For the string "folder", find every matching line in the records and copy it.

(App and web page records)
========
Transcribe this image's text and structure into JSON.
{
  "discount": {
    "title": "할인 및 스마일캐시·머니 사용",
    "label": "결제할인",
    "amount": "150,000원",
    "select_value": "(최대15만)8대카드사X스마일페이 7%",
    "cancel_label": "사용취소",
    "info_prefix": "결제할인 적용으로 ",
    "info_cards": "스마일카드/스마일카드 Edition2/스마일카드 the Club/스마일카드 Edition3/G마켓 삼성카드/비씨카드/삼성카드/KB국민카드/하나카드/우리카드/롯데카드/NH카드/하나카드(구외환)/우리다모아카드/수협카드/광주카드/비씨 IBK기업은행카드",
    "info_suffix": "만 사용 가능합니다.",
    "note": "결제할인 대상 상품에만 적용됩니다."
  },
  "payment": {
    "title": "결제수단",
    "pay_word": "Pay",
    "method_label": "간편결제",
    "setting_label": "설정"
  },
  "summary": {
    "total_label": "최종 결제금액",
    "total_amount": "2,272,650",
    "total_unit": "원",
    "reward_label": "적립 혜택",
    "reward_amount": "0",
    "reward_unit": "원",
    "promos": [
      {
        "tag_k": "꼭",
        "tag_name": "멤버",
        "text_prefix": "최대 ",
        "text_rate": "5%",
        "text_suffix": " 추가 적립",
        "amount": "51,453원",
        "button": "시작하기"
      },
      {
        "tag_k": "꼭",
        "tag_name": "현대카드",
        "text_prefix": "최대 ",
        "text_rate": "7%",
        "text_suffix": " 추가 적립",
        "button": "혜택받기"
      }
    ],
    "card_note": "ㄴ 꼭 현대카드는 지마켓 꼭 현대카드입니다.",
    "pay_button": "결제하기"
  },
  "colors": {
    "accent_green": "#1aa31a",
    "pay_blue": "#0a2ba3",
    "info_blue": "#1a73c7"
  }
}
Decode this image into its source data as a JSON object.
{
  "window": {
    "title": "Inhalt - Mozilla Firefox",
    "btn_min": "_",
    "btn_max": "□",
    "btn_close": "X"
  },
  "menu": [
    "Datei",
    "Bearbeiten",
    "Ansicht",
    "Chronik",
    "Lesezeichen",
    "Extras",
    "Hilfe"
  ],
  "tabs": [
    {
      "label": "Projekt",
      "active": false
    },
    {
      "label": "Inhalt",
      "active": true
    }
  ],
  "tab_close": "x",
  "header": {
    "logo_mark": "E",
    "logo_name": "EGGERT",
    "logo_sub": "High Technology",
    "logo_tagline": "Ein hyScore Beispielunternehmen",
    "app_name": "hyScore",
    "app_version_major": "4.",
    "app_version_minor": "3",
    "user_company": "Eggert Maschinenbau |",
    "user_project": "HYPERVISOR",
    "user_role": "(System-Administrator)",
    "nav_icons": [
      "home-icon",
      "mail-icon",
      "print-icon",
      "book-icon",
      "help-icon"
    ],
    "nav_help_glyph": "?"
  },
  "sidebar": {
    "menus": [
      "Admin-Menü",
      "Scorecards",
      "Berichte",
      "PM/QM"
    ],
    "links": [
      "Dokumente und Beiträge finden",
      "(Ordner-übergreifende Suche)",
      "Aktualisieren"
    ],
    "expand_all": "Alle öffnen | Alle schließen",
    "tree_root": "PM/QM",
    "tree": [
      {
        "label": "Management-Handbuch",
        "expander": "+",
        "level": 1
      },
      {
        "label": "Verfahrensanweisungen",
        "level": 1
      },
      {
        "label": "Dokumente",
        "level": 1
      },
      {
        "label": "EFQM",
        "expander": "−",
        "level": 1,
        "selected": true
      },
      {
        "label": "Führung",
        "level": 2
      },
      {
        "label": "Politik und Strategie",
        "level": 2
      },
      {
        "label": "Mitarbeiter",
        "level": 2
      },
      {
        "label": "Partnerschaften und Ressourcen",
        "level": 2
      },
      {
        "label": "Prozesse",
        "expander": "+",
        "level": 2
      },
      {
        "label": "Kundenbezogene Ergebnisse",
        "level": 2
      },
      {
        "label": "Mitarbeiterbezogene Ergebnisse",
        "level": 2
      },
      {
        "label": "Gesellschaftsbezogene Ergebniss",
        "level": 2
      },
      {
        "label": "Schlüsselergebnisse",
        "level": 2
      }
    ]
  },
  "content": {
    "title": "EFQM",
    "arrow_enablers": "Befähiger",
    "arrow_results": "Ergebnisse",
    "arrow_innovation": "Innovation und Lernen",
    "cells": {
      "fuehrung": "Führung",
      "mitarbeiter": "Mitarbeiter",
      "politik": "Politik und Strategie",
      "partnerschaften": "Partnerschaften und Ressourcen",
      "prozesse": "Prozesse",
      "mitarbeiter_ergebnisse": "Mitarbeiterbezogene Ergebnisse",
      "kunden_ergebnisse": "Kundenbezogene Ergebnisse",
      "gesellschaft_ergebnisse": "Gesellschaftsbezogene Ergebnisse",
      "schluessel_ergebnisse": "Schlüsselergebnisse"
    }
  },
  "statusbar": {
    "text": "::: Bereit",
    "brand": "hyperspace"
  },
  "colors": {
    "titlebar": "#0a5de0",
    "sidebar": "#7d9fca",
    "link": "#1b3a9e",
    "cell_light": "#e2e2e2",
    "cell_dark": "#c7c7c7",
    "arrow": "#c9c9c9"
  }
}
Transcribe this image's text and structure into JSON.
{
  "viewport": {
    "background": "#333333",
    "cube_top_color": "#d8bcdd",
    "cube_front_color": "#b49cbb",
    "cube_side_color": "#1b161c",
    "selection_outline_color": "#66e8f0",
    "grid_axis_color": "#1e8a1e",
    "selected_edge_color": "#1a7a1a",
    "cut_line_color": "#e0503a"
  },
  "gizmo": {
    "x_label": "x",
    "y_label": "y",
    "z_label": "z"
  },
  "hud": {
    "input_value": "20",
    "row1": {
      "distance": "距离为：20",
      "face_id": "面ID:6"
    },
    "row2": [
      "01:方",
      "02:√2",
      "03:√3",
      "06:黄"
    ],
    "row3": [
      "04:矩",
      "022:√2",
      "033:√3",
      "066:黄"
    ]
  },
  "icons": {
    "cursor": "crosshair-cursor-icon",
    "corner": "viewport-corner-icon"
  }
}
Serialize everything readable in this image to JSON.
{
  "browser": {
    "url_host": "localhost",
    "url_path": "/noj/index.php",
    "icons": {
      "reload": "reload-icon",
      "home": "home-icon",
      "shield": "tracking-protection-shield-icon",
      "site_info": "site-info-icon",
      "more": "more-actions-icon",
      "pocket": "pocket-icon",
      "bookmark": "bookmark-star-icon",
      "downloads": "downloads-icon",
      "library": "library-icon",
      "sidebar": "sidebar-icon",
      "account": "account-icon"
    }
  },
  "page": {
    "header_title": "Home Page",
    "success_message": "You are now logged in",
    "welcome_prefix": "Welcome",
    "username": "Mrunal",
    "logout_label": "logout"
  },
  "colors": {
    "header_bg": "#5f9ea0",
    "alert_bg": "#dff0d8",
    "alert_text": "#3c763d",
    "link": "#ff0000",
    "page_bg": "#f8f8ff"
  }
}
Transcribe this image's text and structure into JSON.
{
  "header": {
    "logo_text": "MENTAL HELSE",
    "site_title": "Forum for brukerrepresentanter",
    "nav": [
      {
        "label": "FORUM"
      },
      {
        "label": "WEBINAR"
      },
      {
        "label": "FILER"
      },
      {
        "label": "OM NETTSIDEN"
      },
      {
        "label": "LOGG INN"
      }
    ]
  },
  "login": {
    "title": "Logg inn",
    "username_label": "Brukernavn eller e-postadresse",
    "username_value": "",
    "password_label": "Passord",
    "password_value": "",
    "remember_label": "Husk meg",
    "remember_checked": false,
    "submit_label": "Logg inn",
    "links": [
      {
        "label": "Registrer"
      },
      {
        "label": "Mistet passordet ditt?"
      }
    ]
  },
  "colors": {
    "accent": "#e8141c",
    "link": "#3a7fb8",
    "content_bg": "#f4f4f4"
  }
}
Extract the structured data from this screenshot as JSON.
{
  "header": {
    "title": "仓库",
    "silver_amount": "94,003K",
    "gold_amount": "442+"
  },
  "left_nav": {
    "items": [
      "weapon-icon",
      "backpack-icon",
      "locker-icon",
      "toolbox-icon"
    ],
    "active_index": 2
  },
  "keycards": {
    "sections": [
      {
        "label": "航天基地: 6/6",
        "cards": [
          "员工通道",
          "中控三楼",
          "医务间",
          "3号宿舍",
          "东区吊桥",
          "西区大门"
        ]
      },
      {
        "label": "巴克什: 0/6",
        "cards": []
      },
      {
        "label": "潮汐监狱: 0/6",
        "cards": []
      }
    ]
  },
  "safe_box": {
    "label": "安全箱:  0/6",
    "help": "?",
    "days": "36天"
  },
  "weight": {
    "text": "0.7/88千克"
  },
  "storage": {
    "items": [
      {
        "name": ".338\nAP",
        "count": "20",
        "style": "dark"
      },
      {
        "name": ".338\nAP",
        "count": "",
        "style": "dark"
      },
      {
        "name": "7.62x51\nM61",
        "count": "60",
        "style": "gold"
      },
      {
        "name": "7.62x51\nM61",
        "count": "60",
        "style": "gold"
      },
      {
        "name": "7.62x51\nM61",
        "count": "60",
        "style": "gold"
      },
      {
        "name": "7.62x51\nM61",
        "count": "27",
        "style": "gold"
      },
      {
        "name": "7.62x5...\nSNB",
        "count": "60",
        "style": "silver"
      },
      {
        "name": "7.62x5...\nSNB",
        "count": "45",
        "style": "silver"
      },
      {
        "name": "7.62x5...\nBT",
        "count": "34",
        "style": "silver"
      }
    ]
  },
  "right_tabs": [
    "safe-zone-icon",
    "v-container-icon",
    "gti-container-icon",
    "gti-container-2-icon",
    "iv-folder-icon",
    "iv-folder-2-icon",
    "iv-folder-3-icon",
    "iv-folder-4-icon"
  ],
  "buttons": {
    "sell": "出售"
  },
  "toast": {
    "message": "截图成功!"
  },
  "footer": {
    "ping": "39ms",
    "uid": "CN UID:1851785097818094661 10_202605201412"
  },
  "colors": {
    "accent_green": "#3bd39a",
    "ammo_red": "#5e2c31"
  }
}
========
YOUR RESPONSE
    "iv-folder-icon",
    "iv-folder-2-icon",
    "iv-folder-3-icon",
    "iv-folder-4-icon"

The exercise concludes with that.